## ACTIVITY
Beneath this task are records; count the lines among them that contain the word "airplane" and answer with the number only.

[[ TASK INPUT open ]]

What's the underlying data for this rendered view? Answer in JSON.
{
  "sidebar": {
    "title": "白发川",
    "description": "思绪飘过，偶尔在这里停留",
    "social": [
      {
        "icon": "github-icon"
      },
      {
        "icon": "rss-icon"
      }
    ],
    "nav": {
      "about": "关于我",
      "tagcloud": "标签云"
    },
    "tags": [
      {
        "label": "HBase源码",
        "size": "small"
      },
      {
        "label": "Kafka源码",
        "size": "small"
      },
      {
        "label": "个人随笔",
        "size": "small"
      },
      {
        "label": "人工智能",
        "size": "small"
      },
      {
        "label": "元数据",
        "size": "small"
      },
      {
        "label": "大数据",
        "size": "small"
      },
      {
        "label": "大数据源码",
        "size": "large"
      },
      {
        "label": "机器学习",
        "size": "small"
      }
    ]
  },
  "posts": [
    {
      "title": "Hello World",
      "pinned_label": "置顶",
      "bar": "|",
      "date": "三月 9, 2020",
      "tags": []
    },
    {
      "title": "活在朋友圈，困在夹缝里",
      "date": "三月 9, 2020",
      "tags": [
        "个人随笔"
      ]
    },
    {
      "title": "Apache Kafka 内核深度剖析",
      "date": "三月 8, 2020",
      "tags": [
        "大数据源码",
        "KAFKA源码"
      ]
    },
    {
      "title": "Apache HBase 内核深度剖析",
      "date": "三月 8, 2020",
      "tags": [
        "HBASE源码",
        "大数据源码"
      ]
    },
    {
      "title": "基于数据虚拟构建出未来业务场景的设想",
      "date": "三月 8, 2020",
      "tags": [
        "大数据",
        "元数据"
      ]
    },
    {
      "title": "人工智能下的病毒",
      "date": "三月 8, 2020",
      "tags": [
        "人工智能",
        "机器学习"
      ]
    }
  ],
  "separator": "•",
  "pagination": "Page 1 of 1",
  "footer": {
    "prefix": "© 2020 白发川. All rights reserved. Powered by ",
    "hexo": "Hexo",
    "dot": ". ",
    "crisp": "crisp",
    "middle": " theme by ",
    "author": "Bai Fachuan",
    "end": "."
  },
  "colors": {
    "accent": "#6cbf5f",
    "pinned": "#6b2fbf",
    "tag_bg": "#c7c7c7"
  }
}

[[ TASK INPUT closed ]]
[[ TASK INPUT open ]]

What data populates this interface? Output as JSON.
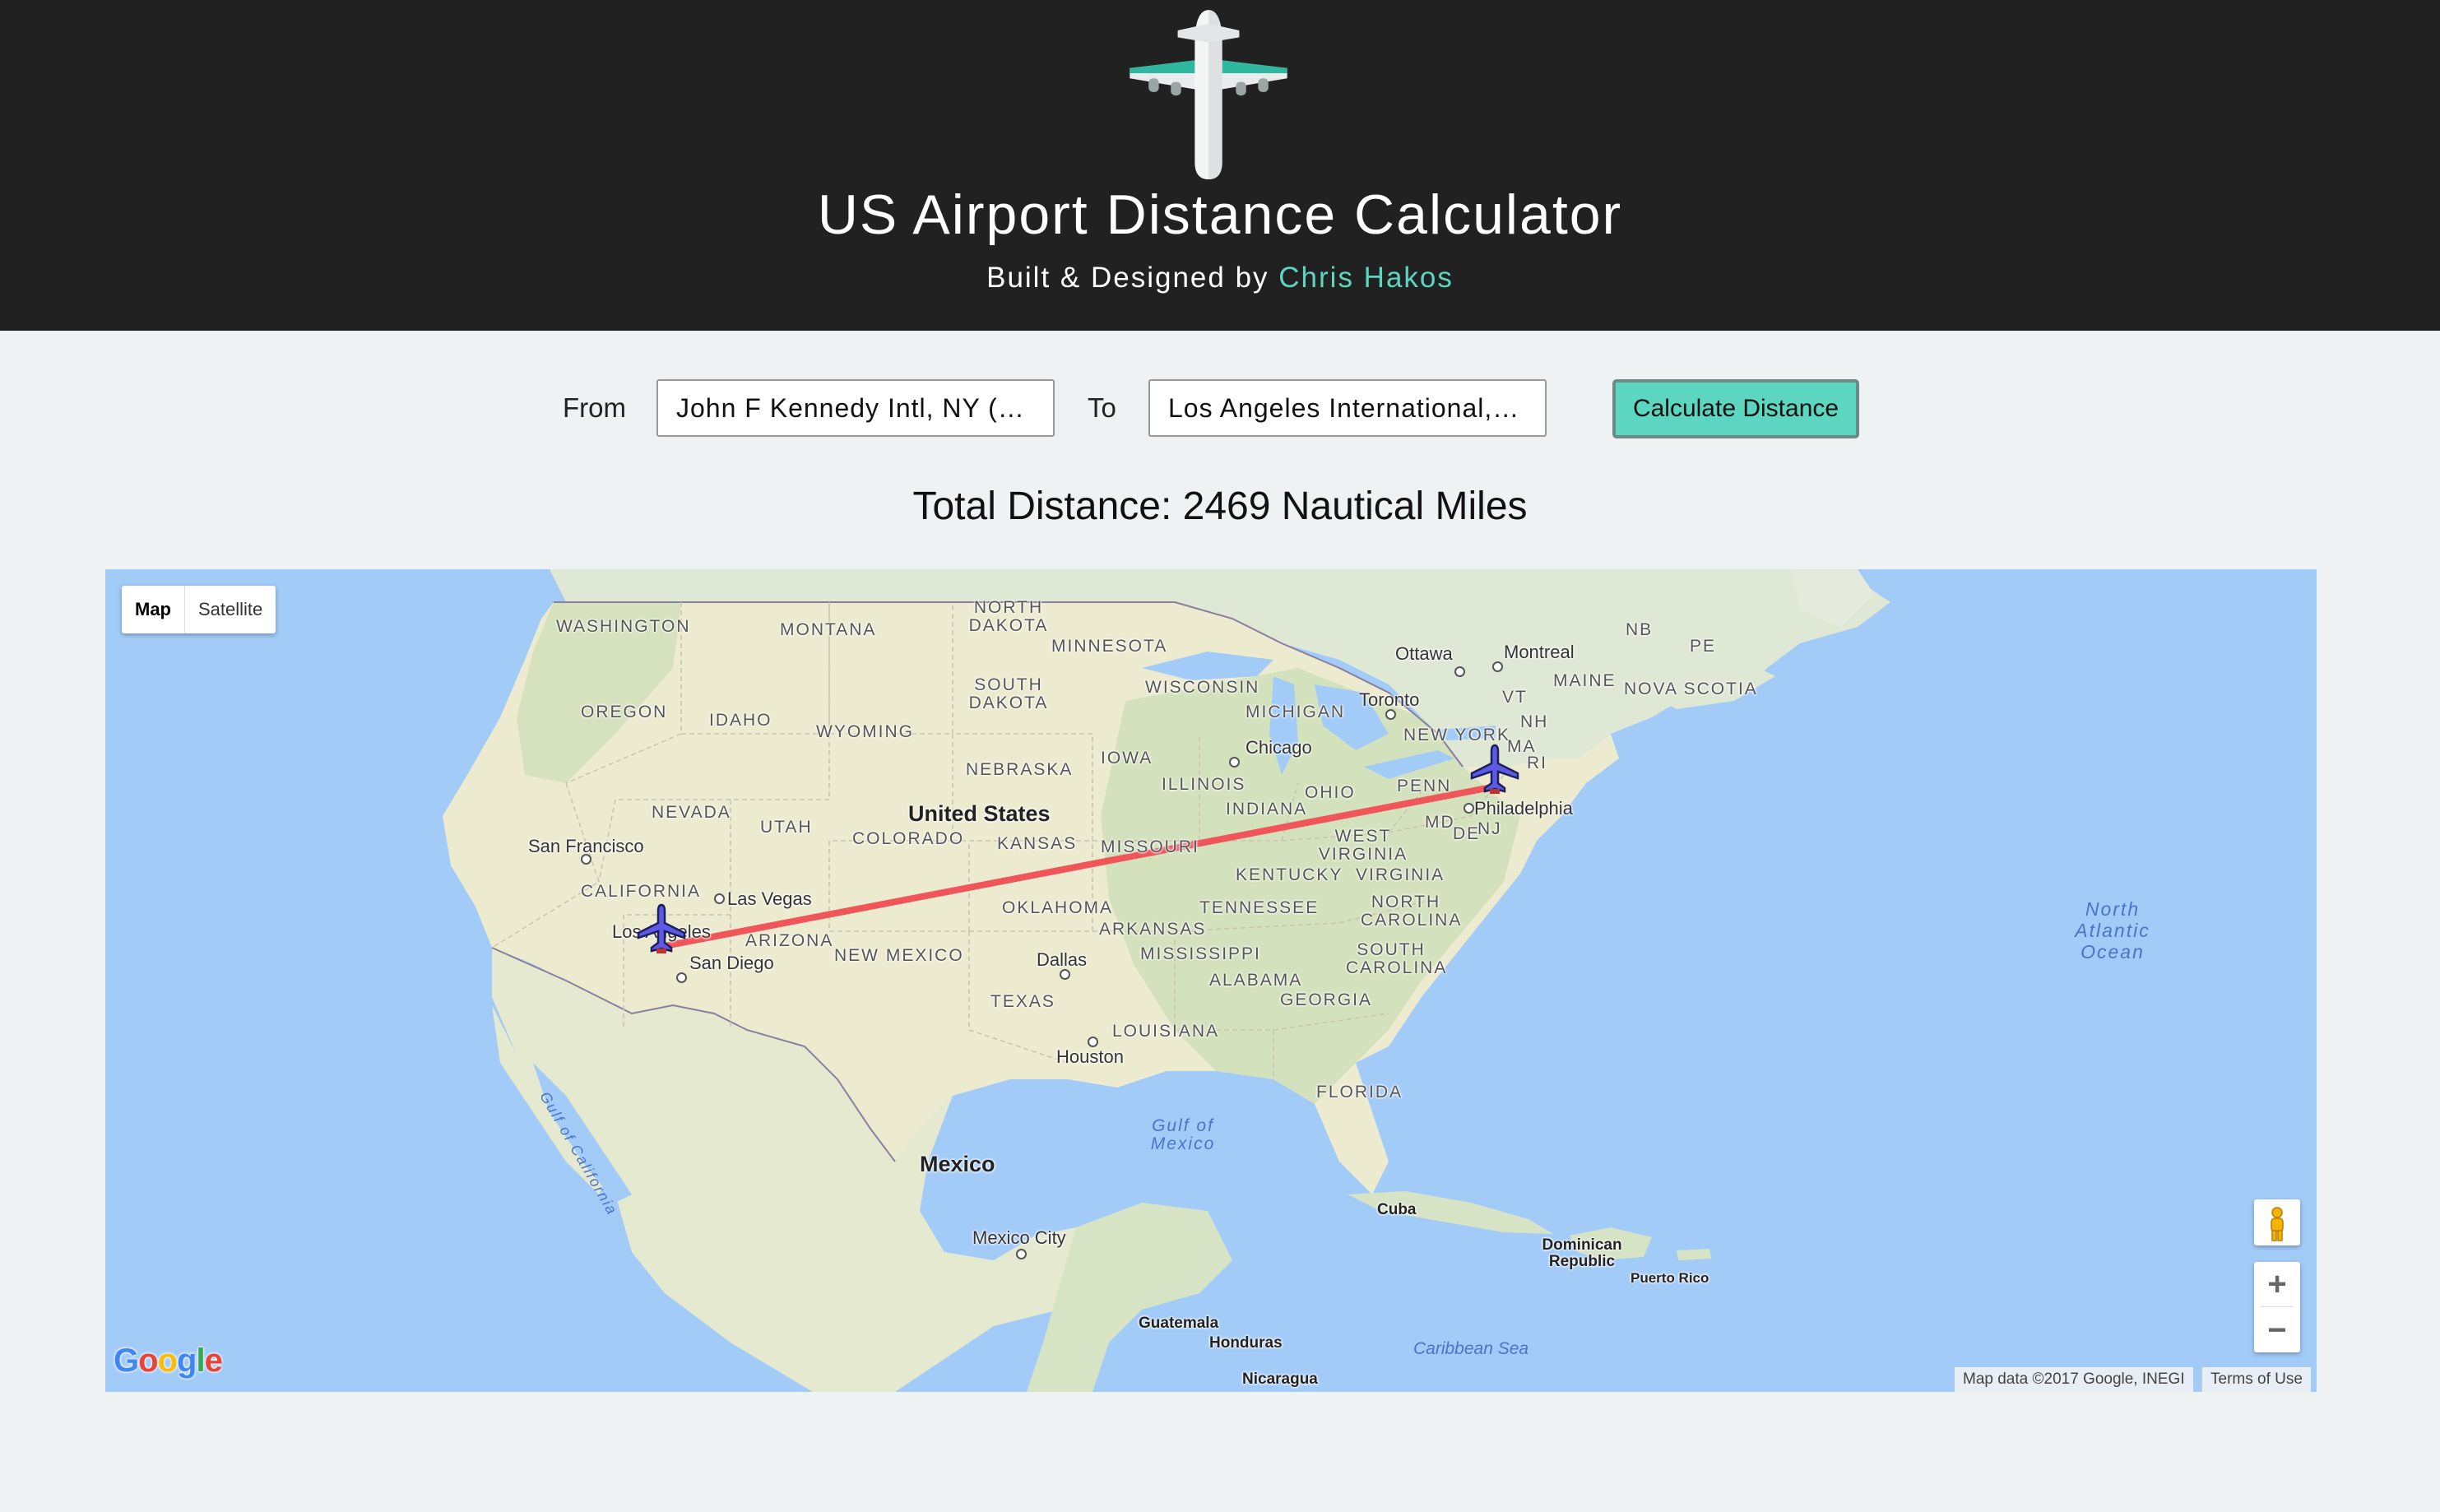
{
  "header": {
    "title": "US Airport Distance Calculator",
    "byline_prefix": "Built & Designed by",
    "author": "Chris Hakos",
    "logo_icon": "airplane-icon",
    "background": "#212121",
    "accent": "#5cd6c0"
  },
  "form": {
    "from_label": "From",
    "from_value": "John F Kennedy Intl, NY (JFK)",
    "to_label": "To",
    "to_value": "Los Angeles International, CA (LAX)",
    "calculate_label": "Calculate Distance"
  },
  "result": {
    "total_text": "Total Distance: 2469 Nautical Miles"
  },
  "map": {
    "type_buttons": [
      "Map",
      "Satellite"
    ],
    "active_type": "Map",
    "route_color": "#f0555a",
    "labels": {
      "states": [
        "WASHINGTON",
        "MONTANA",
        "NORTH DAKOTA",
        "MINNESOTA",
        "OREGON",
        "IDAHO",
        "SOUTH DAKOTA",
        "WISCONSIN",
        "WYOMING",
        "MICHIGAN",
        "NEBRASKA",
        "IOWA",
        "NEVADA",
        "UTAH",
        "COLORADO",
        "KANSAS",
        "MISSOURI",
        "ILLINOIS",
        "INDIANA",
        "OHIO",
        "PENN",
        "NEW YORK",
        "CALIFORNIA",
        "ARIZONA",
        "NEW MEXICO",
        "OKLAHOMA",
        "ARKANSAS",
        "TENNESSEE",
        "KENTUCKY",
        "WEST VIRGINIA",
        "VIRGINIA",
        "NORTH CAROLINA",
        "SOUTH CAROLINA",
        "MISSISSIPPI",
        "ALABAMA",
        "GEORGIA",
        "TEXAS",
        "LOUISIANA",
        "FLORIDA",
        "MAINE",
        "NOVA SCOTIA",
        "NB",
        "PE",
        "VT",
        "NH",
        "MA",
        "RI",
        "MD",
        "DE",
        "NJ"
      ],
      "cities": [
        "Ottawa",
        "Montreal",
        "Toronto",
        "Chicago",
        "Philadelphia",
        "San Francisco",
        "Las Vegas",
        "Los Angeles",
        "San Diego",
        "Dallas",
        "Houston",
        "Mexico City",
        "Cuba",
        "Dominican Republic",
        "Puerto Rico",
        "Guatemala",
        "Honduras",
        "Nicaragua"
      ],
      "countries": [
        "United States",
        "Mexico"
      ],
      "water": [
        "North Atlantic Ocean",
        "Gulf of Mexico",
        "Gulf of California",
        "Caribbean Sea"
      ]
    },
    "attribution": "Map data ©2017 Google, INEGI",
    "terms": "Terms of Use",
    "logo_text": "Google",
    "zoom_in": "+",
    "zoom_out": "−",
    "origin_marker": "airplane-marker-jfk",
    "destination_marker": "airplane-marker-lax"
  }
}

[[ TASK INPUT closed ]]
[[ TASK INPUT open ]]

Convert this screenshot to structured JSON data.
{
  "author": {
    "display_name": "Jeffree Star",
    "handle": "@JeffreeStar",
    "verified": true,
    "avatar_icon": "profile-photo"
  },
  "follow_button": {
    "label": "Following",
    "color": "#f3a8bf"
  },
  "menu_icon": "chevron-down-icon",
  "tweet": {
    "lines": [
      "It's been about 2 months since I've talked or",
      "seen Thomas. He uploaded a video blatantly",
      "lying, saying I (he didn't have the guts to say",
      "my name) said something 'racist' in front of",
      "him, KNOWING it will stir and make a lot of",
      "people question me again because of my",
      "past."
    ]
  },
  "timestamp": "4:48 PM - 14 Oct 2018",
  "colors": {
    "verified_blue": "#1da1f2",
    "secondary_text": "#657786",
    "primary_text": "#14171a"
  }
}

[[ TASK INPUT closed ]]

## EXPECTED ANSWER
3